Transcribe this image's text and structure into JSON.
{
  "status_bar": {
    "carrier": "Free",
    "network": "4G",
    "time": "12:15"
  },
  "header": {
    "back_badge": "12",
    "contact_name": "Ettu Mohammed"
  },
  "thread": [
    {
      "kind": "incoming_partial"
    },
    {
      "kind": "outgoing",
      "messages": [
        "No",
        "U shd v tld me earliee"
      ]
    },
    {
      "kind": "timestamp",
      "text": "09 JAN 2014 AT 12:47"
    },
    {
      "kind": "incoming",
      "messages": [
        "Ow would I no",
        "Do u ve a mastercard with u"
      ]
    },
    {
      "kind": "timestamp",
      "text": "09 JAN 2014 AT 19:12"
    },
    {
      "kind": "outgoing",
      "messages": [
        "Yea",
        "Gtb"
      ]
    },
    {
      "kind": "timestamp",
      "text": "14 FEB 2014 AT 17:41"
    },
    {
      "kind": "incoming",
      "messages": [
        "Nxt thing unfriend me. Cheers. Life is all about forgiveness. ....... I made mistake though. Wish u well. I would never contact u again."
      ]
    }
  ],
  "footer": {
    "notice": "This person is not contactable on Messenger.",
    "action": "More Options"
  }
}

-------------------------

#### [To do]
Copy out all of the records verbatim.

#### [Output below]
Transcribe this image's text and structure into JSON.
{
  "status_bar": {
    "carrier": "Free",
    "network": "4G",
    "time": "12:15"
  },
  "header": {
    "back_badge": "12",
    "contact_name": "Ettu Mohammed"
  },
  "thread": [
    {
      "kind": "incoming_partial"
    },
    {
      "kind": "outgoing",
      "messages": [
        "No",
        "U shd v tld me earliee"
      ]
    },
    {
      "kind": "timestamp",
      "text": "09 JAN 2014 AT 12:47"
    },
    {
      "kind": "incoming",
      "messages": [
        "Ow would I no",
        "Do u ve a mastercard with u"
      ]
    },
    {
      "kind": "timestamp",
      "text": "09 JAN 2014 AT 19:12"
    },
    {
      "kind": "outgoing",
      "messages": [
        "Yea",
        "Gtb"
      ]
    },
    {
      "kind": "timestamp",
      "text": "14 FEB 2014 AT 17:41"
    },
    {
      "kind": "incoming",
      "messages": [
        "Nxt thing unfriend me. Cheers. Life is all about forgiveness. ....... I made mistake though. Wish u well. I would never contact u again."
      ]
    }
  ],
  "footer": {
    "notice": "This person is not contactable on Messenger.",
    "action": "More Options"
  }
}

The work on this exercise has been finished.